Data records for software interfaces

------------------------

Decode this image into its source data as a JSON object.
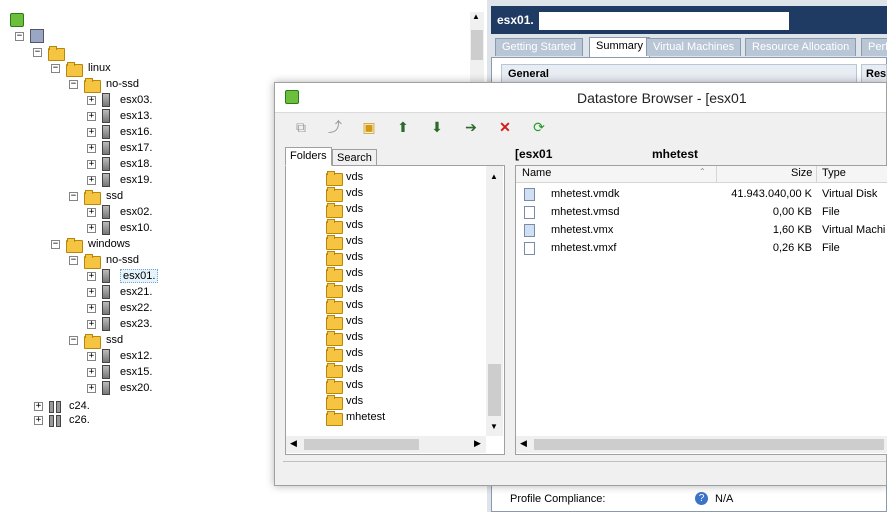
{
  "inventory": {
    "nodes": [
      {
        "label": "linux",
        "kind": "folder",
        "toggle": "minus"
      },
      {
        "label": "no-ssd",
        "kind": "folder",
        "toggle": "minus"
      },
      {
        "label": "esx03.",
        "kind": "host",
        "toggle": "plus"
      },
      {
        "label": "esx13.",
        "kind": "host",
        "toggle": "plus"
      },
      {
        "label": "esx16.",
        "kind": "host",
        "toggle": "plus"
      },
      {
        "label": "esx17.",
        "kind": "host",
        "toggle": "plus"
      },
      {
        "label": "esx18.",
        "kind": "host",
        "toggle": "plus"
      },
      {
        "label": "esx19.",
        "kind": "host",
        "toggle": "plus"
      },
      {
        "label": "ssd",
        "kind": "folder",
        "toggle": "minus"
      },
      {
        "label": "esx02.",
        "kind": "host",
        "toggle": "plus"
      },
      {
        "label": "esx10.",
        "kind": "host",
        "toggle": "plus"
      },
      {
        "label": "windows",
        "kind": "folder",
        "toggle": "minus"
      },
      {
        "label": "no-ssd",
        "kind": "folder",
        "toggle": "minus"
      },
      {
        "label": "esx01.",
        "kind": "host",
        "toggle": "plus",
        "selected": true
      },
      {
        "label": "esx21.",
        "kind": "host",
        "toggle": "plus"
      },
      {
        "label": "esx22.",
        "kind": "host",
        "toggle": "plus"
      },
      {
        "label": "esx23.",
        "kind": "host",
        "toggle": "plus"
      },
      {
        "label": "ssd",
        "kind": "folder",
        "toggle": "minus"
      },
      {
        "label": "esx12.",
        "kind": "host",
        "toggle": "plus"
      },
      {
        "label": "esx15.",
        "kind": "host",
        "toggle": "plus"
      },
      {
        "label": "esx20.",
        "kind": "host",
        "toggle": "plus"
      },
      {
        "label": "c24.",
        "kind": "cluster",
        "toggle": "plus"
      },
      {
        "label": "c26.",
        "kind": "cluster",
        "toggle": "plus"
      }
    ]
  },
  "host_panel": {
    "title": "esx01.",
    "tabs": [
      "Getting Started",
      "Summary",
      "Virtual Machines",
      "Resource Allocation",
      "Perf"
    ],
    "active_tab": "Summary",
    "general_heading": "General",
    "resources_heading": "Res",
    "profile_label": "Profile Compliance:",
    "profile_value": "N/A"
  },
  "datastore_browser": {
    "title": "Datastore Browser - [esx01",
    "tabs": {
      "folders": "Folders",
      "search": "Search"
    },
    "folders": [
      "vds",
      "vds",
      "vds",
      "vds",
      "vds",
      "vds",
      "vds",
      "vds",
      "vds",
      "vds",
      "vds",
      "vds",
      "vds",
      "vds",
      "vds",
      "mhetest"
    ],
    "path_prefix": "[esx01",
    "path_folder": "mhetest",
    "columns": {
      "name": "Name",
      "size": "Size",
      "type": "Type"
    },
    "files": [
      {
        "name": "mhetest.vmdk",
        "size": "41.943.040,00 K",
        "type": "Virtual Disk",
        "icon": "virtual-disk-icon"
      },
      {
        "name": "mhetest.vmsd",
        "size": "0,00 KB",
        "type": "File",
        "icon": "file-icon"
      },
      {
        "name": "mhetest.vmx",
        "size": "1,60 KB",
        "type": "Virtual Machi",
        "icon": "vm-config-icon"
      },
      {
        "name": "mhetest.vmxf",
        "size": "0,26 KB",
        "type": "File",
        "icon": "file-icon"
      }
    ]
  },
  "colors": {
    "accent": "#316ac5",
    "tab_bg": "#b9c6d6",
    "title_bar": "#1f3a63"
  }
}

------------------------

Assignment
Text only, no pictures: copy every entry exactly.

Task output
Decode this image into its source data as a JSON object.
{
  "inventory": {
    "nodes": [
      {
        "label": "linux",
        "kind": "folder",
        "toggle": "minus"
      },
      {
        "label": "no-ssd",
        "kind": "folder",
        "toggle": "minus"
      },
      {
        "label": "esx03.",
        "kind": "host",
        "toggle": "plus"
      },
      {
        "label": "esx13.",
        "kind": "host",
        "toggle": "plus"
      },
      {
        "label": "esx16.",
        "kind": "host",
        "toggle": "plus"
      },
      {
        "label": "esx17.",
        "kind": "host",
        "toggle": "plus"
      },
      {
        "label": "esx18.",
        "kind": "host",
        "toggle": "plus"
      },
      {
        "label": "esx19.",
        "kind": "host",
        "toggle": "plus"
      },
      {
        "label": "ssd",
        "kind": "folder",
        "toggle": "minus"
      },
      {
        "label": "esx02.",
        "kind": "host",
        "toggle": "plus"
      },
      {
        "label": "esx10.",
        "kind": "host",
        "toggle": "plus"
      },
      {
        "label": "windows",
        "kind": "folder",
        "toggle": "minus"
      },
      {
        "label": "no-ssd",
        "kind": "folder",
        "toggle": "minus"
      },
      {
        "label": "esx01.",
        "kind": "host",
        "toggle": "plus",
        "selected": true
      },
      {
        "label": "esx21.",
        "kind": "host",
        "toggle": "plus"
      },
      {
        "label": "esx22.",
        "kind": "host",
        "toggle": "plus"
      },
      {
        "label": "esx23.",
        "kind": "host",
        "toggle": "plus"
      },
      {
        "label": "ssd",
        "kind": "folder",
        "toggle": "minus"
      },
      {
        "label": "esx12.",
        "kind": "host",
        "toggle": "plus"
      },
      {
        "label": "esx15.",
        "kind": "host",
        "toggle": "plus"
      },
      {
        "label": "esx20.",
        "kind": "host",
        "toggle": "plus"
      },
      {
        "label": "c24.",
        "kind": "cluster",
        "toggle": "plus"
      },
      {
        "label": "c26.",
        "kind": "cluster",
        "toggle": "plus"
      }
    ]
  },
  "host_panel": {
    "title": "esx01.",
    "tabs": [
      "Getting Started",
      "Summary",
      "Virtual Machines",
      "Resource Allocation",
      "Perf"
    ],
    "active_tab": "Summary",
    "general_heading": "General",
    "resources_heading": "Res",
    "profile_label": "Profile Compliance:",
    "profile_value": "N/A"
  },
  "datastore_browser": {
    "title": "Datastore Browser - [esx01",
    "tabs": {
      "folders": "Folders",
      "search": "Search"
    },
    "folders": [
      "vds",
      "vds",
      "vds",
      "vds",
      "vds",
      "vds",
      "vds",
      "vds",
      "vds",
      "vds",
      "vds",
      "vds",
      "vds",
      "vds",
      "vds",
      "mhetest"
    ],
    "path_prefix": "[esx01",
    "path_folder": "mhetest",
    "columns": {
      "name": "Name",
      "size": "Size",
      "type": "Type"
    },
    "files": [
      {
        "name": "mhetest.vmdk",
        "size": "41.943.040,00 K",
        "type": "Virtual Disk",
        "icon": "virtual-disk-icon"
      },
      {
        "name": "mhetest.vmsd",
        "size": "0,00 KB",
        "type": "File",
        "icon": "file-icon"
      },
      {
        "name": "mhetest.vmx",
        "size": "1,60 KB",
        "type": "Virtual Machi",
        "icon": "vm-config-icon"
      },
      {
        "name": "mhetest.vmxf",
        "size": "0,26 KB",
        "type": "File",
        "icon": "file-icon"
      }
    ]
  },
  "colors": {
    "accent": "#316ac5",
    "tab_bg": "#b9c6d6",
    "title_bar": "#1f3a63"
  }
}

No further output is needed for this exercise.